As a child one of the most painful experiences you can endure is being stung by a bee. There you are, swimming in the pool or running across the playground when all of a sudden, it hits you. Your skin swells and throbs because you have been stung. From that point on you detest bees because of the pain they wrought upon you in your formative days. You take refuge in the fact that in the future you can crush their tiny bee frames beneath the sole of your shoe. However, the world has seen a large decrease in the number of bees over the past several years, and although you have a personal vendetta against their species it might affect your daily life. This phenomenon is referred to as Colony Collapse Disorder (CCD). According to an article published in the Economist the arrival of CCD was first noticed in the 2005 harvesting seasons with a much more noticeable presence in the 2006 season (92). Beekeepers in the affected areas reported losses of between thirty and ninety percent of their bee populations (“Buzz Off” 92). It is uncertain if a single factor is the reason for this sudden onset, but a variety of factors are suspected as contributing to the problem. What is known, however, is the declining bee populations in the United States have caused an increase in the scarcity and cost of honey, an increase in cost for bee importation to stimulate pollination, and caused beekeepers to reevaluate how to keep their colonies healthy.

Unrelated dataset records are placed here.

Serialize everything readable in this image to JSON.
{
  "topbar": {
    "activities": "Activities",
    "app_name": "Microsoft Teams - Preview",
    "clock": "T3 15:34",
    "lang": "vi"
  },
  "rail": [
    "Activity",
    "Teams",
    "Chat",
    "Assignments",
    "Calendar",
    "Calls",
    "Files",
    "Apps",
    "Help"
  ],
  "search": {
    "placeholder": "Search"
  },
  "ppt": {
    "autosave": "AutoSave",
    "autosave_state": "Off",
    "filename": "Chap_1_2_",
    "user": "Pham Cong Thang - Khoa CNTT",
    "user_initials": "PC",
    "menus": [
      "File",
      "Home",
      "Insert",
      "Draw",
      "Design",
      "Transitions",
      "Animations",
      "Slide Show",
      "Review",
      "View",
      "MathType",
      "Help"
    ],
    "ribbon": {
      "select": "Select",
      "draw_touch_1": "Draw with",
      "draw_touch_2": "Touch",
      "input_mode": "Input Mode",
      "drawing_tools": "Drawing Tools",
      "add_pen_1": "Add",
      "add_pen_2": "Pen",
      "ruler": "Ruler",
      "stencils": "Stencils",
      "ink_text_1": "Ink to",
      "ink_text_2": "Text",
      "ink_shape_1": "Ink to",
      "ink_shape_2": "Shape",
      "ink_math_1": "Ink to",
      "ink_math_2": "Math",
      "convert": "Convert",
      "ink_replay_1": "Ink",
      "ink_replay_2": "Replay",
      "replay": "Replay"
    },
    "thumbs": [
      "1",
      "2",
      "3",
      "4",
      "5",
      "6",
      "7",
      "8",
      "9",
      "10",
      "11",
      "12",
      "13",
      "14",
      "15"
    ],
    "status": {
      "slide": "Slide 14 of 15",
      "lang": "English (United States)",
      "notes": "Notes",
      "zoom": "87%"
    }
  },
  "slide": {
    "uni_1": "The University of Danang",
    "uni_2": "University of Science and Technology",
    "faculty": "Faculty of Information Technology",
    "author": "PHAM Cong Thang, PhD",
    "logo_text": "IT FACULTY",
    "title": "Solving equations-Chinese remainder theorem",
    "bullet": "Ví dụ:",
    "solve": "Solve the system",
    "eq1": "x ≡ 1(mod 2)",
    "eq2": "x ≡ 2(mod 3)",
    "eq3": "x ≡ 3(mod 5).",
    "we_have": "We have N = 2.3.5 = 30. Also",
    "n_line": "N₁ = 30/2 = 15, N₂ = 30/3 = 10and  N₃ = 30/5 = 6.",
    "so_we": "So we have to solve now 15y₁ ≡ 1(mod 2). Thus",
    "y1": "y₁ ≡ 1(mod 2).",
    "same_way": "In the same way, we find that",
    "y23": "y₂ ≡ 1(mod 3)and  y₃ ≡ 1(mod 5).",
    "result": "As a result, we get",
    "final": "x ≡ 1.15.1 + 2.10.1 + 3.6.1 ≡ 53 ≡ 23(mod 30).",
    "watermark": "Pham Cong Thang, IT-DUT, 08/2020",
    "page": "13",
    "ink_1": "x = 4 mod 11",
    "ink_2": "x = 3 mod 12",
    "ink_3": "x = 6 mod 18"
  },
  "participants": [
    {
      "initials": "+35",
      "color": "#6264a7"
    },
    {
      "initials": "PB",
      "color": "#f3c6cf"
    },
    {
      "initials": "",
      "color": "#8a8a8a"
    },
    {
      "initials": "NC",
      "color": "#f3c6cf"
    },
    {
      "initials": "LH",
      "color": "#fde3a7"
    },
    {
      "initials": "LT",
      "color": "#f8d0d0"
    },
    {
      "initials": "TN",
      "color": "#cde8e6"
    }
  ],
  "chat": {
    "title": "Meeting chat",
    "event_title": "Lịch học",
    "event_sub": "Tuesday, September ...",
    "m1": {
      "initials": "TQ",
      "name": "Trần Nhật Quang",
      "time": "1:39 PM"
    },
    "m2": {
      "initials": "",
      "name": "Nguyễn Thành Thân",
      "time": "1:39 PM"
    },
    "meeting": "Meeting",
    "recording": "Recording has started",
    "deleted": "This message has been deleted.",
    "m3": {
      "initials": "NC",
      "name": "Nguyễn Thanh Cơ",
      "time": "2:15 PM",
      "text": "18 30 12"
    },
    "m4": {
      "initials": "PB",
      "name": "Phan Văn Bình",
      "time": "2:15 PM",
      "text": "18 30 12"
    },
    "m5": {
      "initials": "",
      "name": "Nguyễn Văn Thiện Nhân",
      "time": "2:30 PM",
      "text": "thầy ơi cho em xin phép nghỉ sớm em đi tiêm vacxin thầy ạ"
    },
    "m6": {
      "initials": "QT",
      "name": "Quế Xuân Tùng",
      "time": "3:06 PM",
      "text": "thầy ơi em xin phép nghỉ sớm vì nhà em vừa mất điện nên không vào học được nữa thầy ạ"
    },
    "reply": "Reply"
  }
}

With bee populations declining at such a rapid rate, the production of honey naturally saw a tapering off as well. As reported by the National Agricultural Statistics Service, between 2000 and 2005 the average annual production of honey was just over one hundred eighty six million pounds.1 2 But in 2006 when CCD began to unfurl as a major issue, less than one hundred fifty five million pounds were produced, and by 2009 that number was down to just one hundred forty four million pounds. 3 4 Comparing the... [continues]
Cite This Essay
(2012, 02). Bee-Wildering News. StudyMode.com. Retrieved 02, 2012, from http://www.studymode.com/essays/Bee-Wildering-News-915602.html
"Bee-Wildering News" StudyMode.com. 02 2012. 02 2012 <http://www.studymode.com/essays/Bee-Wildering-News-915602.html>.
"Bee-Wildering News." StudyMode.com. 02, 2012. Accessed 02, 2012. http://www.studymode.com/essays/Bee-Wildering-News-915602.html.